*** Opening Data under study ***

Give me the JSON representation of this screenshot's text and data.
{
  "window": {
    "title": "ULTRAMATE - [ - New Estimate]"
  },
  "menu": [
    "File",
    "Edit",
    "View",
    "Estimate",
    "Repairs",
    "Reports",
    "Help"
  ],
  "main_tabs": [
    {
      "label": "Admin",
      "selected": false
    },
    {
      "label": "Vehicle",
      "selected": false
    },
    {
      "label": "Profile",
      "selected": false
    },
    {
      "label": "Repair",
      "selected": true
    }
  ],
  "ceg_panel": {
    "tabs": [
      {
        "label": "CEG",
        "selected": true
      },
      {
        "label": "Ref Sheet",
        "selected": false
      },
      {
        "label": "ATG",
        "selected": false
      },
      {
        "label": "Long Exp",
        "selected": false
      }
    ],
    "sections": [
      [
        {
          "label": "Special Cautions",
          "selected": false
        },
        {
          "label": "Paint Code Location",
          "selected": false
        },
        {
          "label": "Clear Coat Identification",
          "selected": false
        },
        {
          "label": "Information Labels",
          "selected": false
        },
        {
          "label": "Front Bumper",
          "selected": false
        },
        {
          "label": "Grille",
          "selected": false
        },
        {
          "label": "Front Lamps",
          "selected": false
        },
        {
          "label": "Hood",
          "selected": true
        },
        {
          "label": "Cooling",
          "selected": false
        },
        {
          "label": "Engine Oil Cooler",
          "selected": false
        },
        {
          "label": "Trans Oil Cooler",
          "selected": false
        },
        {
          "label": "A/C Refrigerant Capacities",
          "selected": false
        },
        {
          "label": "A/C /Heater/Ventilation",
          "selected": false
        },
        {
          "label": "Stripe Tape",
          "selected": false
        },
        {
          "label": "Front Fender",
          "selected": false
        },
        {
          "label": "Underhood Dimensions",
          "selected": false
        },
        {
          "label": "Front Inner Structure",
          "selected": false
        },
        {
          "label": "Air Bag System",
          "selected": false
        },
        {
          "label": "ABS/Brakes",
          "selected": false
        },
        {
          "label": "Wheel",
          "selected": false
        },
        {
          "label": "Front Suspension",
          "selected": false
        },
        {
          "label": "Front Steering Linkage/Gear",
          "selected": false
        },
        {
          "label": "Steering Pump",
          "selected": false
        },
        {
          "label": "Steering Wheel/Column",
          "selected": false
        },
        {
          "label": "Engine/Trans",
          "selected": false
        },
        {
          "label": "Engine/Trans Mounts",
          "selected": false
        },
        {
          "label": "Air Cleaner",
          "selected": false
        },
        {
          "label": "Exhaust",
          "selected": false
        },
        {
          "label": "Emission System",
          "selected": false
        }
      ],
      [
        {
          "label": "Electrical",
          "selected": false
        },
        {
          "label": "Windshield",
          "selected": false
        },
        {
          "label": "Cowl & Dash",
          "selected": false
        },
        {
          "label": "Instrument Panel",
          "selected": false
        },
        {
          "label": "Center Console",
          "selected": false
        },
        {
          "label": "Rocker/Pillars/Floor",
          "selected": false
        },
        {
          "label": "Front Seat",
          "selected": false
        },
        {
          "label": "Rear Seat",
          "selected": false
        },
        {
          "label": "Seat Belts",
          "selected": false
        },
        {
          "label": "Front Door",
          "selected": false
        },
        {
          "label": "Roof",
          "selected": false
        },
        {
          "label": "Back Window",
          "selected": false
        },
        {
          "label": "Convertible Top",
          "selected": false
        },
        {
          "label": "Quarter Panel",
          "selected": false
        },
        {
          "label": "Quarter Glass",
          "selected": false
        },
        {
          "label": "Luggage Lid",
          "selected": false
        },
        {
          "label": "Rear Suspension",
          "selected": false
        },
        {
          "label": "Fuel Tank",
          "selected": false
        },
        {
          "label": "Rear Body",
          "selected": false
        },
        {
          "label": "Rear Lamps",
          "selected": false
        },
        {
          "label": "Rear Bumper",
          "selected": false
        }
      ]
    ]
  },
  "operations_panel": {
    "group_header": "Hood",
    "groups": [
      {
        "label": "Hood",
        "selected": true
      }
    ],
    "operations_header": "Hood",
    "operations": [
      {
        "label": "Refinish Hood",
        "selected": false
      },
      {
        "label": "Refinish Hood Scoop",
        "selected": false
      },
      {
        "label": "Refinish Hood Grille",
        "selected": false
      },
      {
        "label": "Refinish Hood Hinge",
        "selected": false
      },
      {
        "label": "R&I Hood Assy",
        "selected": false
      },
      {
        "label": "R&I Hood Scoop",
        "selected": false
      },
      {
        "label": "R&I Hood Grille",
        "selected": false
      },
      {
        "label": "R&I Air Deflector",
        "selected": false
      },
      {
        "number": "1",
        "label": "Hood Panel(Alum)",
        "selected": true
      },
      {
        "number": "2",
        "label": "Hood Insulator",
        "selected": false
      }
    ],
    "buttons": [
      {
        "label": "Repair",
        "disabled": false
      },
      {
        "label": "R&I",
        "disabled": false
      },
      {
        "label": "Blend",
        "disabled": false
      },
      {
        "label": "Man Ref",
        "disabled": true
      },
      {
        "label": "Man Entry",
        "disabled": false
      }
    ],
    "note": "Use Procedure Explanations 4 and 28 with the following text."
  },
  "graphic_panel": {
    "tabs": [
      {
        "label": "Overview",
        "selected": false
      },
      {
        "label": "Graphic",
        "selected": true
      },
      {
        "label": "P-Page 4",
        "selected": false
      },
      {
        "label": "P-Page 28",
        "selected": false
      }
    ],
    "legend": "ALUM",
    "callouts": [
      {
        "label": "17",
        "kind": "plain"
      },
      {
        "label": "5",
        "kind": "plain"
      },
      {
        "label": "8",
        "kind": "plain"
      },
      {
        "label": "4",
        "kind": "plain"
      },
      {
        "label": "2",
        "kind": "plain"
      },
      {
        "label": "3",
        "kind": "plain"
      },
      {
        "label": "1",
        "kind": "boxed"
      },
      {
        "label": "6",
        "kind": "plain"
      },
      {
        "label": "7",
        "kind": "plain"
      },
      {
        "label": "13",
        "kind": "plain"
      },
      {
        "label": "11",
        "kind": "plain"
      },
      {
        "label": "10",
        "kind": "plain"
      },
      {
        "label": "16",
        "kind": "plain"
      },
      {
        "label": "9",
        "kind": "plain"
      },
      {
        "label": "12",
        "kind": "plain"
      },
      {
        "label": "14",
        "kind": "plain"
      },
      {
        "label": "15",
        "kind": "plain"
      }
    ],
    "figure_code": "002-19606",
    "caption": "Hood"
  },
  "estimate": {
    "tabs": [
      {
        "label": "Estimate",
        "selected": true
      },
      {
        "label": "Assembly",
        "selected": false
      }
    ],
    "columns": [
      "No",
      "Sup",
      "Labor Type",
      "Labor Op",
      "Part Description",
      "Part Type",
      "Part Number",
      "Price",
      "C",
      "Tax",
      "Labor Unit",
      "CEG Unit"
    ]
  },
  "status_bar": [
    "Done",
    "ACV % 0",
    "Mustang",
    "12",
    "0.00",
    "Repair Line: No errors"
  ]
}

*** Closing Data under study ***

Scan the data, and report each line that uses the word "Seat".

          "label": "Front Seat",
          "label": "Rear Seat",
          "label": "Seat Belts",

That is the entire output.